THE state government will invest $1.2 million into a plan to quadruple the state's wine industry over a decade, but it's not a vision shared by all in the industry.
Grape growers welcomed the initial investment, which will support a modest 12 per cent increase in vineyards in 2013, urging the government to continue its cautious approach, rather than promote aggressive expansion.
In her state of the state address to Parliament, Premier Lara Giddings yesterday announced the vineyard and orchard expansion plan, which will provide grants to existing winemakers looking to increase production.
``It will generate an estimated $10 million in private investment and create more than 370 jobs plus a further 100 shorter-term planting positions,'' Ms Giddings said.
``We have a vision to quadruple wine production over the next decade and this program will help that vision become a reality.''
It's this ambitious vision for four-fold expansion that has many in the industry worried.
Wine Tasmania has a goal to increase the amount of vineyards from 1600 hectares to 3500 hectares within the next three to five years.
Asked if quadrupling the industry in 10 years was realistic, chief executive officer Sheralee Davies stressed the need for a market-led approach.
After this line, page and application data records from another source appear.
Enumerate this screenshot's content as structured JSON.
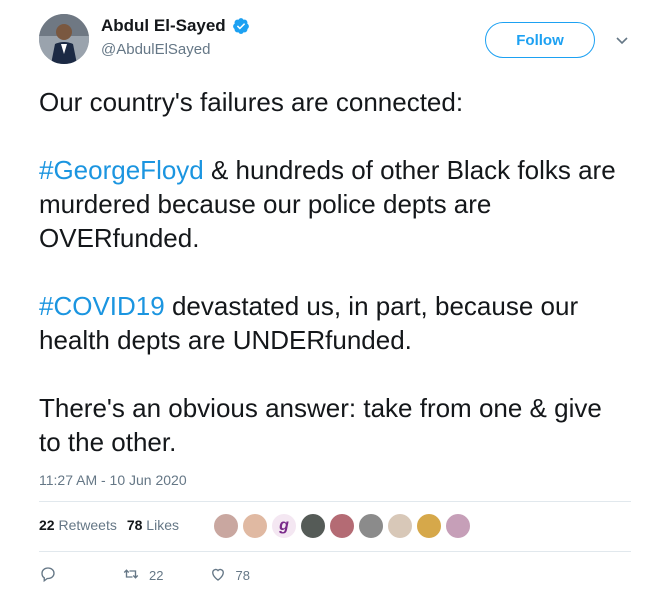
{
  "author": {
    "display_name": "Abdul El-Sayed",
    "handle": "@AbdulElSayed",
    "verified": true
  },
  "follow_label": "Follow",
  "tweet": {
    "paragraphs": [
      {
        "parts": [
          {
            "text": "Our country's failures are connected:"
          }
        ]
      },
      {
        "parts": [
          {
            "text": "#GeorgeFloyd",
            "hashtag": true
          },
          {
            "text": " & hundreds of other Black folks are murdered because our police depts are OVERfunded."
          }
        ]
      },
      {
        "parts": [
          {
            "text": "#COVID19",
            "hashtag": true
          },
          {
            "text": " devastated us, in part, because our health depts are UNDERfunded."
          }
        ]
      },
      {
        "parts": [
          {
            "text": "There's an obvious answer: take from one & give to the other."
          }
        ]
      }
    ]
  },
  "timestamp": "11:27 AM - 10 Jun 2020",
  "stats": {
    "retweets_count": "22",
    "retweets_label": "Retweets",
    "likes_count": "78",
    "likes_label": "Likes"
  },
  "liker_avatars": [
    {
      "color": "#c9a7a0"
    },
    {
      "color": "#e0b9a2"
    },
    {
      "color": "#f4e7f2",
      "glyph": "g"
    },
    {
      "color": "#555b57"
    },
    {
      "color": "#b46b74"
    },
    {
      "color": "#8b8b8b"
    },
    {
      "color": "#d8c8b8"
    },
    {
      "color": "#d6a84a"
    },
    {
      "color": "#c69fb8"
    }
  ],
  "actions": {
    "reply_icon": "reply-icon",
    "retweet_count": "22",
    "like_count": "78"
  },
  "colors": {
    "accent": "#1da1f2",
    "hashtag": "#1b95e0",
    "muted": "#657786",
    "text": "#14171a"
  }
}
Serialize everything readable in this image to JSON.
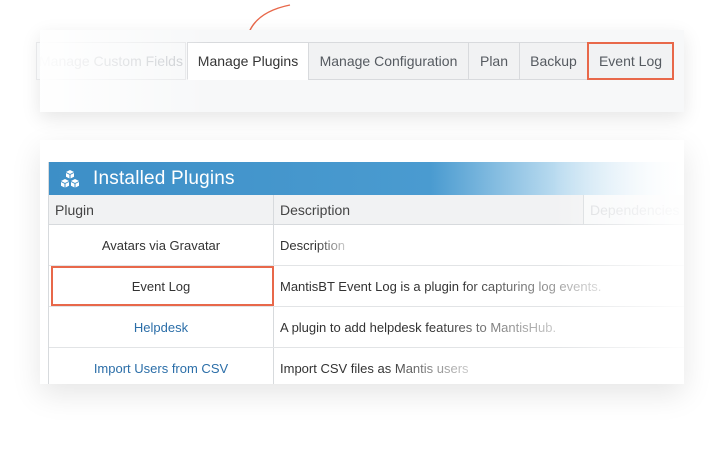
{
  "tabs": [
    {
      "label": "Manage Custom Fields",
      "state": "faded"
    },
    {
      "label": "Manage Plugins",
      "state": "active"
    },
    {
      "label": "Manage Configuration",
      "state": "normal"
    },
    {
      "label": "Plan",
      "state": "normal"
    },
    {
      "label": "Backup",
      "state": "normal"
    },
    {
      "label": "Event Log",
      "state": "highlighted"
    }
  ],
  "panel": {
    "title": "Installed Plugins",
    "icon": "cubes-icon",
    "columns": [
      "Plugin",
      "Description",
      "Dependencies"
    ],
    "rows": [
      {
        "plugin": "Avatars via Gravatar",
        "description": "Description",
        "link": false
      },
      {
        "plugin": "Event Log",
        "description": "MantisBT Event Log is a plugin for capturing log events.",
        "link": false,
        "highlighted": true
      },
      {
        "plugin": "Helpdesk",
        "description": "A plugin to add helpdesk features to MantisHub.",
        "link": true
      },
      {
        "plugin": "Import Users from CSV",
        "description": "Import CSV files as Mantis users",
        "link": true
      }
    ]
  },
  "colors": {
    "accent": "#e8684a",
    "header_blue": "#3d8fc7",
    "link": "#2b6ea8"
  }
}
``It ultimately is going to be down to that demand. It is difficult and challenging to put a figure in place because it's agriculture,'' Ms Davies said.
Delamere Vineyard owner Shane Holloway said he would be interested in applying for a grant to potentially double the size of his vineyard.
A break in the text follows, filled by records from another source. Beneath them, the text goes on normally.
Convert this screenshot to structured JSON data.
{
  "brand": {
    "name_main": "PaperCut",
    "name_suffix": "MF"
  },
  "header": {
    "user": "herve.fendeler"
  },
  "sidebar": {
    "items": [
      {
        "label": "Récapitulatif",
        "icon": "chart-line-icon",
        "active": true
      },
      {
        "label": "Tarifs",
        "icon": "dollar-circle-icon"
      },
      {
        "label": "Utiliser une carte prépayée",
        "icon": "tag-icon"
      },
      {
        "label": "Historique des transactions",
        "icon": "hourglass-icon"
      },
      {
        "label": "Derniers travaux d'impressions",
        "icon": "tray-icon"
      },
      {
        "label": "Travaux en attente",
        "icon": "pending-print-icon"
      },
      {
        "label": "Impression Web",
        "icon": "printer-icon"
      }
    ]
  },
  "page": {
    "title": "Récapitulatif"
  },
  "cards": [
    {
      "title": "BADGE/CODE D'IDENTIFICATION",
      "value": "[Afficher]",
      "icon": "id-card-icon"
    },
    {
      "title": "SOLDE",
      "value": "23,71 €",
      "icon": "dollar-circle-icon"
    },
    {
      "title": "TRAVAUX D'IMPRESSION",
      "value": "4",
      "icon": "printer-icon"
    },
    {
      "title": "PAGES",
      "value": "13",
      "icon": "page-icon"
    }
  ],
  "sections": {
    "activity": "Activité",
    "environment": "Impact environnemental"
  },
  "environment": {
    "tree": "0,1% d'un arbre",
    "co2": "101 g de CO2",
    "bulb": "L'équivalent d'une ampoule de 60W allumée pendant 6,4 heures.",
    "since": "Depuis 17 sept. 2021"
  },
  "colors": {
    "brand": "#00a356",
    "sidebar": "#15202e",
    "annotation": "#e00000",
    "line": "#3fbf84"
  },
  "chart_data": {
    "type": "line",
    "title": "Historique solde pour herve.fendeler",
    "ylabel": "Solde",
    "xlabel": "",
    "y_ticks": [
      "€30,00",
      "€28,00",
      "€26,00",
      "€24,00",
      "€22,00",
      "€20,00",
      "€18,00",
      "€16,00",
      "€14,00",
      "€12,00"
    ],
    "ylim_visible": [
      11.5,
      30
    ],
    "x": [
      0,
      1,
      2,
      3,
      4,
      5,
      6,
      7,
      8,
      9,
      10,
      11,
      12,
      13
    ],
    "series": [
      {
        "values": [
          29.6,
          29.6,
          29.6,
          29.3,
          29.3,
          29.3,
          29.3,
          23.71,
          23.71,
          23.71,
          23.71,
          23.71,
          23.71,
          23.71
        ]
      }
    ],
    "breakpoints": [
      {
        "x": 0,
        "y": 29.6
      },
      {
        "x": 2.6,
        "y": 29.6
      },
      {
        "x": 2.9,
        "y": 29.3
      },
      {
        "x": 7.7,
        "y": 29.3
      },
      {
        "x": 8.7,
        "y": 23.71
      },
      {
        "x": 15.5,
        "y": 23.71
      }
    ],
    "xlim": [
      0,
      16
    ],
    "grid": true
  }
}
However, he said it was vital too much growth, too soon did not occur for Tasmanian wines to maintain their reputation for ultra premium quality.
``The most important thing is for that growth to be done at a sustainable level,'' Mr Holloway said.
Former winemaker, now Tasmanian Greens Senator Peter Whish-Wilson said the grant scheme was sensible, but the 10-year vision was dangerous.
``I don't think it's realistic or based on commercial realities,'' Senator Whish-Wilson said.